One affected area is Mubagwashe in Masvingo Rural District. But with the SEFF project, water scarcity challenges in the area will soon be a thing of the past thanks to water harvesting methods such as the construction of a weir dam.
For some time, people in Mubagwashe have not had enough water for agricultural and household use. Nearby waterpoints for livestock and gardening dry up soon after the rainy season, forcing villagers to walk more than 5km to the nearest water source. A number of families within the community have been left exposed and are unable to have small backyard gardens for private consumption. Young boys and girls in the community do not have enough time for social activities or rest as they must walk long distances to access water. This is where the SEFF project steps in. The initiative aims to improve living conditions for the people in Mubagwashe by building a weir dam, among other things.
The dam will help in different ways
“The dam will help us transform our lives,” explains Pearson Chinuwe, the community chairperson for the weir dam construction in Mubagwashe. “In the past we have struggled to get water and as a result, we walk long distances to access water for our cattle. When the dam is complete, we will also be able to venture into fish farming and support our families.”
The dam will also help them to improve their quality of life by embarking on other income-generating activities. The community is assisting in the construction of the weir dam, and everyone living within a 10km radius is set to benefit. When construction is complete, the dam will be handed over to the government.
Through the SEFF project, Terre des Hommes Italy is creating a community garden with an irrigation system and water storage tanks 100 metres away from the weir dam. It is one of three suchgardens established by the project and is an effective strategy for coping with climate shocks and improving livelihoods in drought-prone districts such as Masvingo Rural District.
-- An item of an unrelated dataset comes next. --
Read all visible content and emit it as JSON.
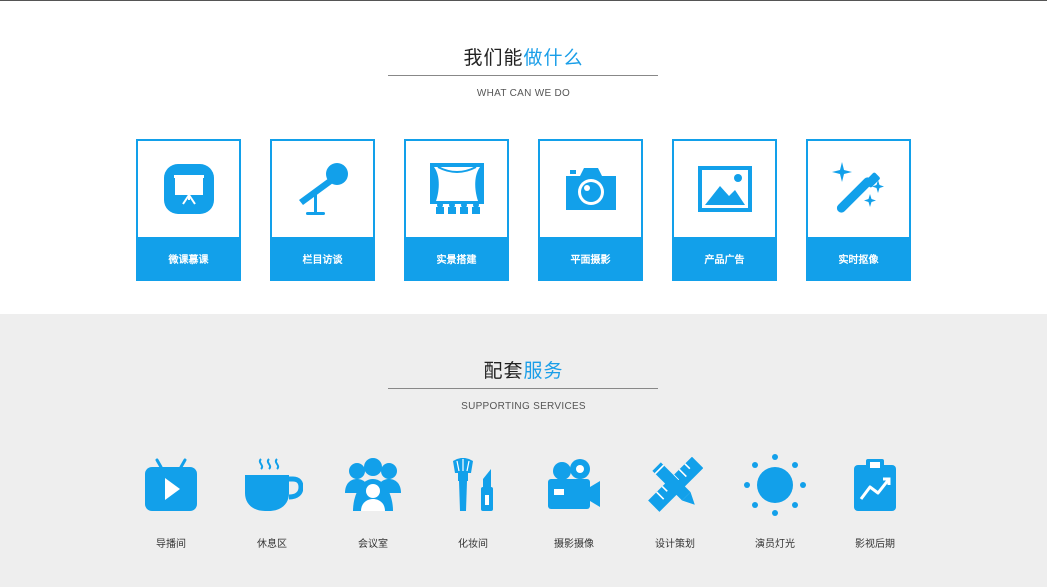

A total of 60 community members have been selected to benefit from the community garden.
“Through this garden, we are hopeful that we will be able to raise money for the upkeep of our families,” says Patrick Chimasha, one of the local beneficiaries. “We will be able to pay school fees for our children. The garden will improve our lives and our community. In the future, we want to plant tomatoes, vegetables, sweet potatoes, and potatoes to supply big markets in Harare.”
The three-year SEFF project is not only active in Masvingo rural district, but also in Chiredzi and Mwenezi districts. At least 6,000 people are expected to benefit from the project, which also aims to improve traditional farmer seed systems in terms of selection, storage, multiplication and utilisation. The project has 3.7 million euros in funding and is now in its second year. Dams and micro-irrigation systems are also being set up in other communities to provide food and income for households and schools. In addition, improvements will be made to high-quality crop production and selected irrigation systems, with a particular focus on the value chain of various crops and the promotion of gender equality and innovative management models with the private sector.
The project is funded by the Italian Agency for Development Cooperation (AICS) and implemented by Terre des Hommes Italy in Zimbabwe together with Co-operation for the Development of Emerging Countries – COSPE (lead partner), Sustainable Agriculture Technology (SAT), Community Technology Development Organisation (CTDO), Women and Land in Zimbabwe (WLZ) and Rete Semi Rurali.
Tanaka Aggrey Chitsa focuses on development and humanitarian work and is an advocacy, communications and policy specialist based in Harare, Zimbabwe. Contact: email@example.com